**Entries from a dataset of interfaces:**
#####
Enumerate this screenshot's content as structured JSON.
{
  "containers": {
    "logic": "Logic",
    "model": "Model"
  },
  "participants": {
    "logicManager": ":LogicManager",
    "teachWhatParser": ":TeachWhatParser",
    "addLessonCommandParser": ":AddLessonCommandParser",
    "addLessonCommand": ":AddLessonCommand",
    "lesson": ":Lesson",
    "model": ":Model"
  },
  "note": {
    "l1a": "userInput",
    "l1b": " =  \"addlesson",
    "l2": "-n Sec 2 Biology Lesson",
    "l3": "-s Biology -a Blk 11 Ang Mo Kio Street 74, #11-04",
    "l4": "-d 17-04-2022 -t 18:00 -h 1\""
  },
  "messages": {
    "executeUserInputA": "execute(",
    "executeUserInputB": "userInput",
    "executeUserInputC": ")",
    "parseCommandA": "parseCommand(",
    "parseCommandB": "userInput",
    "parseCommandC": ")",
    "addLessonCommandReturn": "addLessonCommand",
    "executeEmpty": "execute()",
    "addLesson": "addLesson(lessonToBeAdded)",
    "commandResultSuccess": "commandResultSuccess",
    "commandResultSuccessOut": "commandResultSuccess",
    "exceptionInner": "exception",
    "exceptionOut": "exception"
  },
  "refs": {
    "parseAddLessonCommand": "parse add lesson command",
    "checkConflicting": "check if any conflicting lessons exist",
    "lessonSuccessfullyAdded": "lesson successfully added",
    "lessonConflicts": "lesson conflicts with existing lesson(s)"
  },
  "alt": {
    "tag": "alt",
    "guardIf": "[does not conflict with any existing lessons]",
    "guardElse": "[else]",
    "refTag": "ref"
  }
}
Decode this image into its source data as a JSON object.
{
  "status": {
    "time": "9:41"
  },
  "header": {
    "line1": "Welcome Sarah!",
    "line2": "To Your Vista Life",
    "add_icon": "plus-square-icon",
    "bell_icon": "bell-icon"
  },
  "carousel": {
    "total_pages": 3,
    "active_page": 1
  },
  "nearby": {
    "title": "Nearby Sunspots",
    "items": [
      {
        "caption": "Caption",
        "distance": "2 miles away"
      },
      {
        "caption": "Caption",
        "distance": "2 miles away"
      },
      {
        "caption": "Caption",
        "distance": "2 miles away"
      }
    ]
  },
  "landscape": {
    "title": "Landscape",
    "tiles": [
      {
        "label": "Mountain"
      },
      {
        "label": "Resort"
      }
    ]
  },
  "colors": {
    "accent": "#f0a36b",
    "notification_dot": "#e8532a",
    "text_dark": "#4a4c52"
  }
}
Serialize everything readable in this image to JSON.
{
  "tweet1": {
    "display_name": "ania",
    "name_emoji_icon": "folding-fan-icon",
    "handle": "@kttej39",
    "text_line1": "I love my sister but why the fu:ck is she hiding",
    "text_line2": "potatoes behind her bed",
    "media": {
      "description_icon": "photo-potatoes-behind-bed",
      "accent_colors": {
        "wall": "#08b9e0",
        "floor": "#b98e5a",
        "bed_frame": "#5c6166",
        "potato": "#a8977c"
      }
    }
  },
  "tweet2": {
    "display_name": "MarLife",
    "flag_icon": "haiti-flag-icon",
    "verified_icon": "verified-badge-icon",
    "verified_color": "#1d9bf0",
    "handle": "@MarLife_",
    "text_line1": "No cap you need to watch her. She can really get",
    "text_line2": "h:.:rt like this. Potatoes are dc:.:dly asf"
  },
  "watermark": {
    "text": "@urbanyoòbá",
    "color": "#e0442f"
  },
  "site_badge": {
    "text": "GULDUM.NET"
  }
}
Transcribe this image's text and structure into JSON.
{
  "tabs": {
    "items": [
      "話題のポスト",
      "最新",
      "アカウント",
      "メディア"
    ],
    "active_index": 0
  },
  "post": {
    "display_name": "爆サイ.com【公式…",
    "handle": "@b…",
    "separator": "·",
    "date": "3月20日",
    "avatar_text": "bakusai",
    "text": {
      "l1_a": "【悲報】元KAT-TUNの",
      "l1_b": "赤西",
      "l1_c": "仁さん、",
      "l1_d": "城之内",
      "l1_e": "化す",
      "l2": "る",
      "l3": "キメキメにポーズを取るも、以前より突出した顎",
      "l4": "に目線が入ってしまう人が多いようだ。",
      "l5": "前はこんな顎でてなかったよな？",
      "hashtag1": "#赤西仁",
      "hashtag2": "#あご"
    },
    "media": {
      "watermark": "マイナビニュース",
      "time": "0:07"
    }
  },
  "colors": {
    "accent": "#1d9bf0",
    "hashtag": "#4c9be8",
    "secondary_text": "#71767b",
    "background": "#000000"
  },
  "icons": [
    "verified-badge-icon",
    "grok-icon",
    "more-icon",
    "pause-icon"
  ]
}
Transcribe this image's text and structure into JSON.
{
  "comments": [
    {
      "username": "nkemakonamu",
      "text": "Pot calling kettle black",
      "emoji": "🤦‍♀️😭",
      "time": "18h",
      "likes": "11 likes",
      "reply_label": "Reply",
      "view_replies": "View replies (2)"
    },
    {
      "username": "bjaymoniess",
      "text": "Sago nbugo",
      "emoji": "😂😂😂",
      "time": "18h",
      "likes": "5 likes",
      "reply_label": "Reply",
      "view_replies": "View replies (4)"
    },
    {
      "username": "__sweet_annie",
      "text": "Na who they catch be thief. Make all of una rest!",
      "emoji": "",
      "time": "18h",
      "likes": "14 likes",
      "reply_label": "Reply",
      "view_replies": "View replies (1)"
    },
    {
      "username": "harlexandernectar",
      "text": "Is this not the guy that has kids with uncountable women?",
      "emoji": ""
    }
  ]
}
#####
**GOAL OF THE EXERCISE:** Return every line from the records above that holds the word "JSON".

**EXERCISE OUTPUT:**
Enumerate this screenshot's content as structured JSON.
Decode this image into its source data as a JSON object.
Serialize everything readable in this image to JSON.
Transcribe this image's text and structure into JSON.
Transcribe this image's text and structure into JSON.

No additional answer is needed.